The answer should contain each record below, repeated exactly.

(Information supplied)
= = = = =

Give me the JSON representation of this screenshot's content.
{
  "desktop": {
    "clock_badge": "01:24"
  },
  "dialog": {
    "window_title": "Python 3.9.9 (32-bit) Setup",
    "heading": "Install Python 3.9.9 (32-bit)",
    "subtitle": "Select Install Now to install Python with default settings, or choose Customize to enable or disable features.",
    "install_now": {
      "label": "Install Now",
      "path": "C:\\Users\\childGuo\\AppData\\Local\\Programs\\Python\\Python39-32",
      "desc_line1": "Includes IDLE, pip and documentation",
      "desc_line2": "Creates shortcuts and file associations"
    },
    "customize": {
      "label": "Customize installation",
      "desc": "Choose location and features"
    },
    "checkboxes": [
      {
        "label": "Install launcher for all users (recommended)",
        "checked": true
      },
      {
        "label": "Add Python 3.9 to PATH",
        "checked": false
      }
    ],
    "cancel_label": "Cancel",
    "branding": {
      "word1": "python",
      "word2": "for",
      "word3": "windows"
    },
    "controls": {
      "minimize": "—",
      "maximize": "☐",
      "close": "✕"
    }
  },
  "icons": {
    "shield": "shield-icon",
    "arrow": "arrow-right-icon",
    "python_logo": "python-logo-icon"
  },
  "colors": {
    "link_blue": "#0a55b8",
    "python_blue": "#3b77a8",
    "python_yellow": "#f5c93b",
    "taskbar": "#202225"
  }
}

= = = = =

(Solved problem)
Give me the JSON representation of this screenshot's content.
{
  "desktop": {
    "clock_badge": "01:24"
  },
  "dialog": {
    "window_title": "Python 3.9.9 (32-bit) Setup",
    "heading": "Install Python 3.9.9 (32-bit)",
    "subtitle": "Select Install Now to install Python with default settings, or choose Customize to enable or disable features.",
    "install_now": {
      "label": "Install Now",
      "path": "C:\\Users\\childGuo\\AppData\\Local\\Programs\\Python\\Python39-32",
      "desc_line1": "Includes IDLE, pip and documentation",
      "desc_line2": "Creates shortcuts and file associations"
    },
    "customize": {
      "label": "Customize installation",
      "desc": "Choose location and features"
    },
    "checkboxes": [
      {
        "label": "Install launcher for all users (recommended)",
        "checked": true
      },
      {
        "label": "Add Python 3.9 to PATH",
        "checked": false
      }
    ],
    "cancel_label": "Cancel",
    "branding": {
      "word1": "python",
      "word2": "for",
      "word3": "windows"
    },
    "controls": {
      "minimize": "—",
      "maximize": "☐",
      "close": "✕"
    }
  },
  "icons": {
    "shield": "shield-icon",
    "arrow": "arrow-right-icon",
    "python_logo": "python-logo-icon"
  },
  "colors": {
    "link_blue": "#0a55b8",
    "python_blue": "#3b77a8",
    "python_yellow": "#f5c93b",
    "taskbar": "#202225"
  }
}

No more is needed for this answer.